For instance, argued Victoria Coates and Robert Greenway, of the Heritage and Hudson Institutes, respectively: “rather than assume that the protests are a lost cause, we must try to take advantage of them in the hopes that things might just turn out differently this time around.” Frank Gaffney, the Center for Security Policy’s founder, went further, writing: “America must stand with the people of Iran and help them bring down the mullahocracy that brutalizes them—and threatens us.”
The brutal regime deserves to go. But, again, what to do? The current demonstrations, though enjoying welcome longevity, remain smaller than those of 2009. The working class has not come out in great numbers. One of the critical ingredients of the 1979 overthrow of the Shah, widespread labor strikes, is missing today.
Unfortunately, outsiders cannot provide what is lacking to oust the current leadership and replace the Islamic Republic. Gaffney leaves practical steps up to the imagination. Coates and Greenway express hope that the Biden administration will “recognize that ignoring oppressed people in their fight for freedom against dictatorial U.S. adversaries is a political loser.” However, their “to do” list for overthrowing the well-entrenched Islamist regime is awfully short.
Coates and Greenway, among others, suggest licensing communications and internet firms to sell in Iran. Starlink satellite dishes are now being smuggled into the country. Breaking the information blockade should be a priority for anyone hoping to help. Alas, that’s where the authors stop.
Both governments and NGOs can help embarrass oppressive governments. The U.S. and other democratic states were able to get Iran kicked off the UN Commission on the Status of Women. But this isn’t likely to contribute to regime change. Expelling diplomats has been suggested, but then, why not kick out diplomats of Russia, China, and Saudi Arabia, plus scores of other authoritarian regimes? Anyway, it is more important to talk with dangerous adversaries than docile friends.
Finally, there is the go-to policy of sanctions. However, with Iran there is little left to do. Tehran survived Donald Trump’s economic onslaught, which his administration apparently expected to bring the Islamic Republic to its knees. Today Iran is likely to benefit from enough Chinese and Russian support, if necessary, to keep it afloat.
The world will be a better place when the Chinese and Iranian regimes disappear into history’s fabled dustbin.

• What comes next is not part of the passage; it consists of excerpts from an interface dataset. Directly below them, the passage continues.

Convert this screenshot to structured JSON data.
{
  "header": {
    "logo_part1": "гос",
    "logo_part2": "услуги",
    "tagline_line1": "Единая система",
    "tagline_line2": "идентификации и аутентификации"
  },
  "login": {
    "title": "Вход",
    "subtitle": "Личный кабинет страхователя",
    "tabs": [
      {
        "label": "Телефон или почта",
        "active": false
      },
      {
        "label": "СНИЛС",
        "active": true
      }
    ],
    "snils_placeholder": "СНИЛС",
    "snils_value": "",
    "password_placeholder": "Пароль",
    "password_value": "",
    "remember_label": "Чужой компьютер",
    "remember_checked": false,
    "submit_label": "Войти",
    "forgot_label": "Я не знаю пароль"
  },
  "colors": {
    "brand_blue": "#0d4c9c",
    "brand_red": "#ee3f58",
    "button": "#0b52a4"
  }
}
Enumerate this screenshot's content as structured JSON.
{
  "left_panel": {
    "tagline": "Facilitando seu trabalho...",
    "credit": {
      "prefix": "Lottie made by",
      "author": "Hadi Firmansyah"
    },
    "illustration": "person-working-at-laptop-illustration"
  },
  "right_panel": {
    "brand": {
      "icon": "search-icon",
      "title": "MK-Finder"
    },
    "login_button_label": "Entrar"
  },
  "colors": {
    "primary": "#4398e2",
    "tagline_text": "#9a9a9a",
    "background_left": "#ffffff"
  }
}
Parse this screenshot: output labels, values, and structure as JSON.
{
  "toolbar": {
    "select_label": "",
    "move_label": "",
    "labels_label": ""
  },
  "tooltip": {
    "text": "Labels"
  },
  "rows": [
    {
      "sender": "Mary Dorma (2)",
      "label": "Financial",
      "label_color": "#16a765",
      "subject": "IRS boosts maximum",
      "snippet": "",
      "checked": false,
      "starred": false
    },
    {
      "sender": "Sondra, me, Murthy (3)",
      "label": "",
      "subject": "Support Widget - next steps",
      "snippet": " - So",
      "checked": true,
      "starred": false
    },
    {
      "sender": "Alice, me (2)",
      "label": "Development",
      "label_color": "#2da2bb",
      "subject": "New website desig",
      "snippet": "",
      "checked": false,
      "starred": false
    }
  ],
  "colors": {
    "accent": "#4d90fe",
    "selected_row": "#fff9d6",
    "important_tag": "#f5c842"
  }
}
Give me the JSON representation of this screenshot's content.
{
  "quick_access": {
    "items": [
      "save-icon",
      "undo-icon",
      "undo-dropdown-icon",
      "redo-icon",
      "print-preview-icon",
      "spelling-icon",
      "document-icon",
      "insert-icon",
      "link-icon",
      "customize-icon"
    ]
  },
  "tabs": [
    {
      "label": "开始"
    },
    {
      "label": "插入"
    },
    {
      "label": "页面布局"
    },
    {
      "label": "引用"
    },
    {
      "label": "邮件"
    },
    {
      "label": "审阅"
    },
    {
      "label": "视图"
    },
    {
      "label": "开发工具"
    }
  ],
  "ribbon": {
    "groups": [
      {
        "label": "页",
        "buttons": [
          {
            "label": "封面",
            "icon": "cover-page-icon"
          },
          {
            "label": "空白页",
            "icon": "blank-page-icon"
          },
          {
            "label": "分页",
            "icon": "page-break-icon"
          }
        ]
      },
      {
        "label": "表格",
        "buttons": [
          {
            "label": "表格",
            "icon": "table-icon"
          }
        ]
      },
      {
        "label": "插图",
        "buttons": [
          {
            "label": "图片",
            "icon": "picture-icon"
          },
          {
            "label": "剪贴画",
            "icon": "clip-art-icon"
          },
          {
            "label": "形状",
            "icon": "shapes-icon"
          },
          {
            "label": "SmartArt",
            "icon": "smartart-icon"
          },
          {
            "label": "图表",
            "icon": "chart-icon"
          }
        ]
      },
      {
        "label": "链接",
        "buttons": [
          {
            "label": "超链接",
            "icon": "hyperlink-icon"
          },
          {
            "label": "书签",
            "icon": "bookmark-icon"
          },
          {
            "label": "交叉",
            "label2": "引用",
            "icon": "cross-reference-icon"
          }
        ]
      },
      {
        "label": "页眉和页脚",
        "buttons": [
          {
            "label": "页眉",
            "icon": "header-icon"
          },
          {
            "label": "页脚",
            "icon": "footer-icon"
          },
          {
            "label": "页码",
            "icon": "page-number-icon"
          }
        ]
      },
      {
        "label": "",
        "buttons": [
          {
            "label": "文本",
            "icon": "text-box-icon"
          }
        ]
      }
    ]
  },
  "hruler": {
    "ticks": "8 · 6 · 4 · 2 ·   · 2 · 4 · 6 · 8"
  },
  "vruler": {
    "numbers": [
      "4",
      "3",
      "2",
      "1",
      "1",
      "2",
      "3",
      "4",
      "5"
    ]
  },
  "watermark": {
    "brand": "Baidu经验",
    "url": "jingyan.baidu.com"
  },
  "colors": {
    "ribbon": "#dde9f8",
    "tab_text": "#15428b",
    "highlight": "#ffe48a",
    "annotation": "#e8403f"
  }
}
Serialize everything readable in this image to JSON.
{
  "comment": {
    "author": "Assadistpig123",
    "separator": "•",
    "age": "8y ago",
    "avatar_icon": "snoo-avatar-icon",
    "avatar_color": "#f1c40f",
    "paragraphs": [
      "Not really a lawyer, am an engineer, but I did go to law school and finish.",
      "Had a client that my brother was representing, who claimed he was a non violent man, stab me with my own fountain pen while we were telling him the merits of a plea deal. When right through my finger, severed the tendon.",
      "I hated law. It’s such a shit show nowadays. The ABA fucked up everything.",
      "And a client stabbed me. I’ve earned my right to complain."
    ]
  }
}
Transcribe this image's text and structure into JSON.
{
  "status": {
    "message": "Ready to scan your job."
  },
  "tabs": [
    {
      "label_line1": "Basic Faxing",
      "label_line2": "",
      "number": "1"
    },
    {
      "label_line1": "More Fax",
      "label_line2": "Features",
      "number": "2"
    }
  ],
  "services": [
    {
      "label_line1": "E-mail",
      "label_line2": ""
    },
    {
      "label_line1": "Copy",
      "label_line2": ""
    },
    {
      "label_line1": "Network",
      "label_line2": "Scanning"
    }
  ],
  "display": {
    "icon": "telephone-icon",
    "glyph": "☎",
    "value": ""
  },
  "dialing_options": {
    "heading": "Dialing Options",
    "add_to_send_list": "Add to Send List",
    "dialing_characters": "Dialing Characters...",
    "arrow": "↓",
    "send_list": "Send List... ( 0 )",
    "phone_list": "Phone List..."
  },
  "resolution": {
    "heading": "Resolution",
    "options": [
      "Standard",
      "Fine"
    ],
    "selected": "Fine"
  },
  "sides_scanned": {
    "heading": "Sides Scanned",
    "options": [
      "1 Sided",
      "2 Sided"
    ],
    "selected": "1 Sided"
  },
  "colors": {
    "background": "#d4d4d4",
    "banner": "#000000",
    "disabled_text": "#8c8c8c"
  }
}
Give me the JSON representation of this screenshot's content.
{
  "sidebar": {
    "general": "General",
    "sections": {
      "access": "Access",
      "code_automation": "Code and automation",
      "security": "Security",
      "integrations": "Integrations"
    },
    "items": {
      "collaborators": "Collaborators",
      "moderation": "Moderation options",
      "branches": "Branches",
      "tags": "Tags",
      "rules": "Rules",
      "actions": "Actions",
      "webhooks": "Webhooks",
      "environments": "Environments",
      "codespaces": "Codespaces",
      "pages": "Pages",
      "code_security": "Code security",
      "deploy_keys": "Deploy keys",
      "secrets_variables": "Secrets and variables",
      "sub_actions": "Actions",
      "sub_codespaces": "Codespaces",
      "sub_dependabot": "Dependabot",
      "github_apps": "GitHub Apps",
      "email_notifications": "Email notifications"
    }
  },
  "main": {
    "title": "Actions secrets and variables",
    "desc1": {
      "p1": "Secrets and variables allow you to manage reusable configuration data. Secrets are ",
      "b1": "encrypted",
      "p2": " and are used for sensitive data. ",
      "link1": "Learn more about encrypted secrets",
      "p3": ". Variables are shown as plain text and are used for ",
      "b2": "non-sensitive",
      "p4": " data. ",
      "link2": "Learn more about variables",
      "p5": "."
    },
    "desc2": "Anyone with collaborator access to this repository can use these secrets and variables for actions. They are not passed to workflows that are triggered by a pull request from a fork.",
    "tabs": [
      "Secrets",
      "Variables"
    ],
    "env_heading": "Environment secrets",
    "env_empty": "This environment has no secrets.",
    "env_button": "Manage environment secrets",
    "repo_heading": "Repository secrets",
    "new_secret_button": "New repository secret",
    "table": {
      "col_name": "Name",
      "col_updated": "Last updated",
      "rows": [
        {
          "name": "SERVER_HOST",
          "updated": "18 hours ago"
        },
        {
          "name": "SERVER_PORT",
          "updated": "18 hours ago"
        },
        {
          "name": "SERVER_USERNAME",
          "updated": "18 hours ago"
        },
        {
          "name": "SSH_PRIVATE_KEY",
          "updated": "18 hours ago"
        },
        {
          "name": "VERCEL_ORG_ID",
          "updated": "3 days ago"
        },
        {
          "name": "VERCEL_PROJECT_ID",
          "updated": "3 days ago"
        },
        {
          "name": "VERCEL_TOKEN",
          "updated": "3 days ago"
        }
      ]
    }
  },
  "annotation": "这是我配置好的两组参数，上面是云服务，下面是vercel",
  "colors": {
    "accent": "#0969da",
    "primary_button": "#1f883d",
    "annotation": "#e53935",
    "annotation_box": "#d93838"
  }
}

However, a little humility in Washington is warranted. There is not a lot that people in the West can do. There is even less that governments in the West should do.
The best way for Americans to protect human rights and democracy abroad is to live their principles at home. U.S. officials also should avoid the ostentatious hypocrisy and sanctimony that so often dominates American foreign policy — and fuels foreign tyranny and wars. Finally, good people the world over should look for practical means to help victims of oppression. Some day the Chinese and Iranian peoples will be free.